Work item
Search the entries for the line containing "Output a JSON". Repeat it, then every line after it, exactly through the final line.

--------

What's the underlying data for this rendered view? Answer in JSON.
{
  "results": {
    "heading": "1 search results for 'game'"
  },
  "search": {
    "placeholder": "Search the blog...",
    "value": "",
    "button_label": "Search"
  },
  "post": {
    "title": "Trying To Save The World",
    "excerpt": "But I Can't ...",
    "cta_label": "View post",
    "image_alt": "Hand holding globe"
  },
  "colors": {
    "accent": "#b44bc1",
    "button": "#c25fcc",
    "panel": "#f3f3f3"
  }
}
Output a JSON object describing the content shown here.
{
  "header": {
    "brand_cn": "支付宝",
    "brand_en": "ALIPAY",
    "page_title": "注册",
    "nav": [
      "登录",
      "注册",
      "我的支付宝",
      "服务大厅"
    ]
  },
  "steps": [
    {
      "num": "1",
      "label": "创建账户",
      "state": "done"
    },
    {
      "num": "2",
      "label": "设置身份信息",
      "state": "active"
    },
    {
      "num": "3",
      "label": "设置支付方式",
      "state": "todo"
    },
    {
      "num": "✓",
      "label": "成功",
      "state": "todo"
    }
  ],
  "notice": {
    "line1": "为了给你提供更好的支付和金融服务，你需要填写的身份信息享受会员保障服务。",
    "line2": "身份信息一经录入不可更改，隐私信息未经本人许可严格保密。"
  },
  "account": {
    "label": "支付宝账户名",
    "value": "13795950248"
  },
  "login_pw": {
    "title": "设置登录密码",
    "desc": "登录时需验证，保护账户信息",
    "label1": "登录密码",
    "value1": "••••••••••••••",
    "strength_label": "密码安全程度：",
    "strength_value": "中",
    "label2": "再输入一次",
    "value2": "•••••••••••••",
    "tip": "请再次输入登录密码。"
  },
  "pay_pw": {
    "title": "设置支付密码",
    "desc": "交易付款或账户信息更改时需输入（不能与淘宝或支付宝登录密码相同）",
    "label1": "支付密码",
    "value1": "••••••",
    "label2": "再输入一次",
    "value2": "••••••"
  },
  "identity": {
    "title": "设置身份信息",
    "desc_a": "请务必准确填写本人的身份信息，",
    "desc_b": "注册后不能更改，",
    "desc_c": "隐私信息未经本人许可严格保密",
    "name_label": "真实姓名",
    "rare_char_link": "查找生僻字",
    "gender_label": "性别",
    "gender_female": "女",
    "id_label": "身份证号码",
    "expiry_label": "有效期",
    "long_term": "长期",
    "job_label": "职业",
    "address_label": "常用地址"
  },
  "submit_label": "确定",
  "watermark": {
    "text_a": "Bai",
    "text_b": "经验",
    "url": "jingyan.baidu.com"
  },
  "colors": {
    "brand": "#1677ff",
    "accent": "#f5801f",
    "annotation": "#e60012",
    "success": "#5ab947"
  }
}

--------

Solution to the exercise
Output a JSON object describing the content shown here.
{
  "header": {
    "brand_cn": "支付宝",
    "brand_en": "ALIPAY",
    "page_title": "注册",
    "nav": [
      "登录",
      "注册",
      "我的支付宝",
      "服务大厅"
    ]
  },
  "steps": [
    {
      "num": "1",
      "label": "创建账户",
      "state": "done"
    },
    {
      "num": "2",
      "label": "设置身份信息",
      "state": "active"
    },
    {
      "num": "3",
      "label": "设置支付方式",
      "state": "todo"
    },
    {
      "num": "✓",
      "label": "成功",
      "state": "todo"
    }
  ],
  "notice": {
    "line1": "为了给你提供更好的支付和金融服务，你需要填写的身份信息享受会员保障服务。",
    "line2": "身份信息一经录入不可更改，隐私信息未经本人许可严格保密。"
  },
  "account": {
    "label": "支付宝账户名",
    "value": "13795950248"
  },
  "login_pw": {
    "title": "设置登录密码",
    "desc": "登录时需验证，保护账户信息",
    "label1": "登录密码",
    "value1": "••••••••••••••",
    "strength_label": "密码安全程度：",
    "strength_value": "中",
    "label2": "再输入一次",
    "value2": "•••••••••••••",
    "tip": "请再次输入登录密码。"
  },
  "pay_pw": {
    "title": "设置支付密码",
    "desc": "交易付款或账户信息更改时需输入（不能与淘宝或支付宝登录密码相同）",
    "label1": "支付密码",
    "value1": "••••••",
    "label2": "再输入一次",
    "value2": "••••••"
  },
  "identity": {
    "title": "设置身份信息",
    "desc_a": "请务必准确填写本人的身份信息，",
    "desc_b": "注册后不能更改，",
    "desc_c": "隐私信息未经本人许可严格保密",
    "name_label": "真实姓名",
    "rare_char_link": "查找生僻字",
    "gender_label": "性别",
    "gender_female": "女",
    "id_label": "身份证号码",
    "expiry_label": "有效期",
    "long_term": "长期",
    "job_label": "职业",
    "address_label": "常用地址"
  },
  "submit_label": "确定",
  "watermark": {
    "text_a": "Bai",
    "text_b": "经验",
    "url": "jingyan.baidu.com"
  },
  "colors": {
    "brand": "#1677ff",
    "accent": "#f5801f",
    "annotation": "#e60012",
    "success": "#5ab947"
  }
}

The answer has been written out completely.